1. Build something that you're an expert on, and know how to build it. You can't do it all, but knowing how to do most of it goes a long ways. Hire out for the rest.
2. Be intimately aware of what the product should be from the users standpoint. What does it do that no one else's does?
3. Prepare yourself for supporting the business and support issues. You can't "back out" or dodge anything, and you've got to be ready to be in the hot seat alongside your uses. I've been told a "volunteer" type mentality is what this is called.
4. Be emotionally ready for an absolute roller coaster. One day you can be on HN, and that same day you'll lose your #2 account. It, by all means, is an absolute emotional washing machine. Try and distance yourself from the product if you can.
5. If your boot-strapping yourself then your limitation/runway can be time. Time does have a value aspect to it, and if you're an engineer you can grossly underestimate how long something will take to build which it's effectively money lost.

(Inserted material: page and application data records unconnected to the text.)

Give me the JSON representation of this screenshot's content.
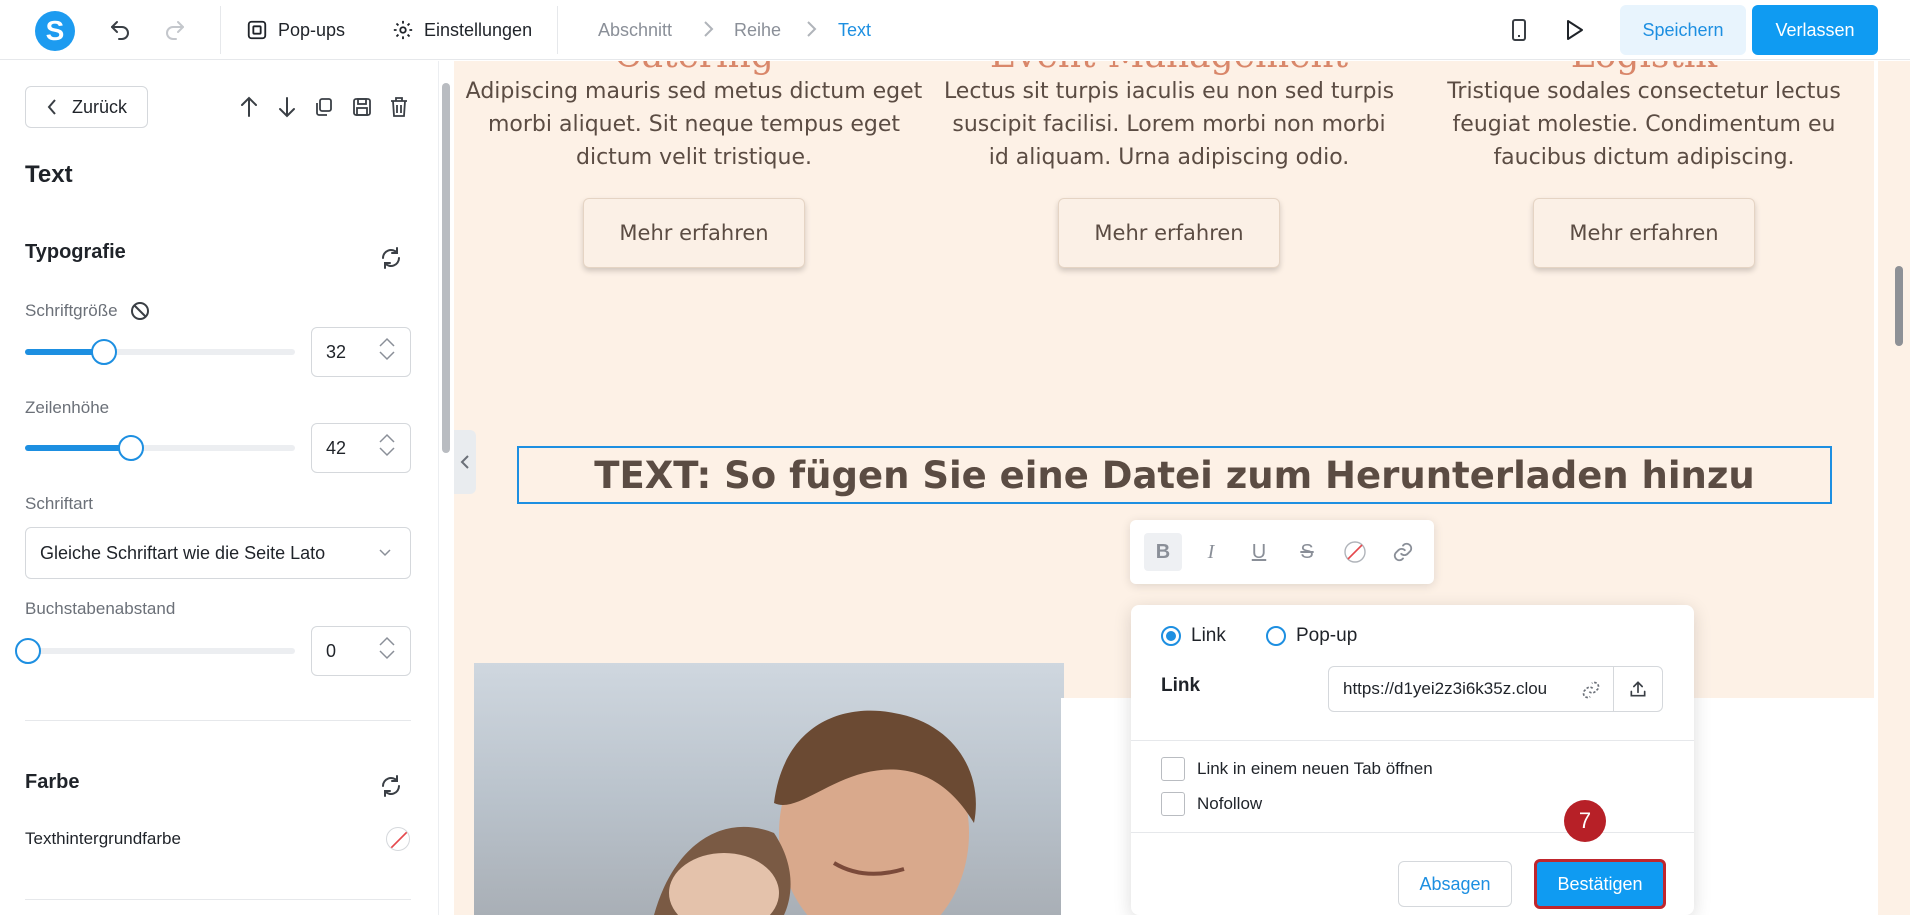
{
  "topbar": {
    "logo_letter": "S",
    "popups_label": "Pop-ups",
    "settings_label": "Einstellungen",
    "breadcrumb": [
      "Abschnitt",
      "Reihe",
      "Text"
    ],
    "save_label": "Speichern",
    "exit_label": "Verlassen"
  },
  "panel": {
    "back_label": "Zurück",
    "title": "Text",
    "typography_title": "Typografie",
    "font_size_label": "Schriftgröße",
    "font_size_value": "32",
    "font_size_fraction": 0.28,
    "line_height_label": "Zeilenhöhe",
    "line_height_value": "42",
    "line_height_fraction": 0.38,
    "font_family_label": "Schriftart",
    "font_family_value": "Gleiche Schriftart wie die Seite Lato",
    "letter_spacing_label": "Buchstabenabstand",
    "letter_spacing_value": "0",
    "letter_spacing_fraction": 0.0,
    "color_title": "Farbe",
    "text_bg_label": "Texthintergrundfarbe"
  },
  "canvas": {
    "services": [
      {
        "title": "Catering",
        "text": "Adipiscing mauris sed metus dictum eget morbi aliquet. Sit neque tempus eget dictum velit tristique.",
        "button": "Mehr erfahren"
      },
      {
        "title": "Event-Management",
        "text": "Lectus sit turpis iaculis eu non sed turpis suscipit facilisi. Lorem morbi non morbi id aliquam. Urna adipiscing odio.",
        "button": "Mehr erfahren"
      },
      {
        "title": "Logistik",
        "text": "Tristique sodales consectetur lectus feugiat molestie. Condimentum eu faucibus dictum adipiscing.",
        "button": "Mehr erfahren"
      }
    ],
    "selected_text": "TEXT: So fügen Sie eine Datei zum Herunterladen hinzu"
  },
  "link_popover": {
    "radio_link": "Link",
    "radio_popup": "Pop-up",
    "link_label": "Link",
    "link_value": "https://d1yei2z3i6k35z.clou",
    "new_tab_label": "Link in einem neuen Tab öffnen",
    "nofollow_label": "Nofollow",
    "cancel_label": "Absagen",
    "confirm_label": "Bestätigen"
  },
  "step_badge": "7",
  "colors": {
    "accent": "#1d8fe1",
    "canvas_bg": "#fdf1e6",
    "heading_salmon": "#d9876a",
    "highlight_red": "#c0262d"
  }
}
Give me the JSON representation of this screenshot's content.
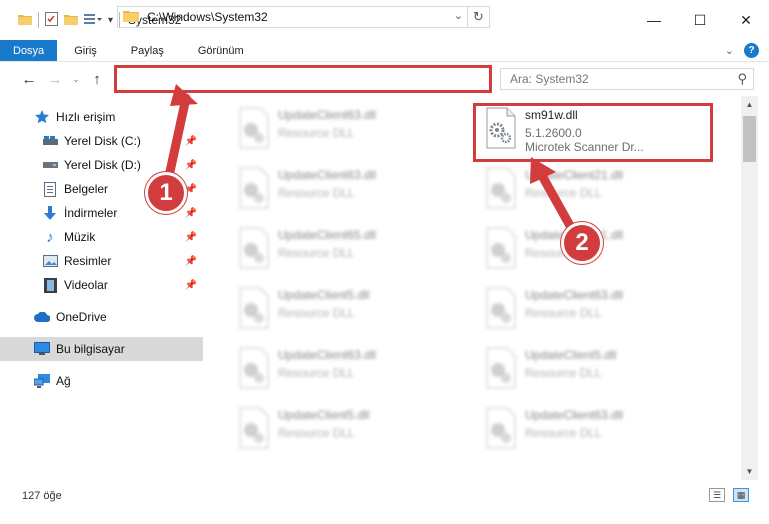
{
  "window": {
    "title": "System32",
    "minimize_glyph": "—",
    "maximize_glyph": "☐",
    "close_glyph": "✕"
  },
  "ribbon": {
    "tabs": [
      {
        "label": "Dosya",
        "active": true
      },
      {
        "label": "Giriş"
      },
      {
        "label": "Paylaş"
      },
      {
        "label": "Görünüm"
      }
    ],
    "help_label": "?"
  },
  "nav": {
    "address": "C:\\Windows\\System32",
    "search_placeholder": "Ara: System32"
  },
  "sidebar": {
    "items": [
      {
        "label": "Hızlı erişim",
        "icon": "star-icon"
      },
      {
        "label": "Yerel Disk (C:)",
        "icon": "drive-icon",
        "pinned": true
      },
      {
        "label": "Yerel Disk (D:)",
        "icon": "drive-icon",
        "pinned": true
      },
      {
        "label": "Belgeler",
        "icon": "document-icon",
        "pinned": true
      },
      {
        "label": "İndirmeler",
        "icon": "download-icon",
        "pinned": true
      },
      {
        "label": "Müzik",
        "icon": "music-icon",
        "pinned": true
      },
      {
        "label": "Resimler",
        "icon": "pictures-icon",
        "pinned": true
      },
      {
        "label": "Videolar",
        "icon": "video-icon",
        "pinned": true
      },
      {
        "label": "OneDrive",
        "icon": "cloud-icon"
      },
      {
        "label": "Bu bilgisayar",
        "icon": "computer-icon",
        "selected": true
      },
      {
        "label": "Ağ",
        "icon": "network-icon"
      }
    ]
  },
  "files": {
    "left_column": [
      {
        "name": "UpdateClient63.dll",
        "type": "Resource DLL"
      },
      {
        "name": "UpdateClient63.dll",
        "type": "Resource DLL"
      },
      {
        "name": "UpdateClient65.dll",
        "type": "Resource DLL"
      },
      {
        "name": "UpdateClient5.dll",
        "type": "Resource DLL"
      },
      {
        "name": "UpdateClient63.dll",
        "type": "Resource DLL"
      },
      {
        "name": "UpdateClient5.dll",
        "type": "Resource DLL"
      }
    ],
    "highlighted": {
      "name": "sm91w.dll",
      "version": "5.1.2600.0",
      "description": "Microtek Scanner Dr..."
    },
    "right_column": [
      {
        "name": "UpdateClient21.dll",
        "type": "Resource DLL"
      },
      {
        "name": "UpdateClient21.dll",
        "type": "Resource DLL"
      },
      {
        "name": "UpdateClient63.dll",
        "type": "Resource DLL"
      },
      {
        "name": "UpdateClient5.dll",
        "type": "Resource DLL"
      },
      {
        "name": "UpdateClient63.dll",
        "type": "Resource DLL"
      }
    ]
  },
  "status": {
    "item_count": "127 öğe"
  },
  "annotations": {
    "step1": "1",
    "step2": "2",
    "color": "#d23c3c"
  }
}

There's so much that goes into it, and every business is so different that it's hard to capture what to do. You really have to _just do it_ because getting started and out is the hardest part. Everything else seems to fall into place after, assuming you don't close it or abandon it.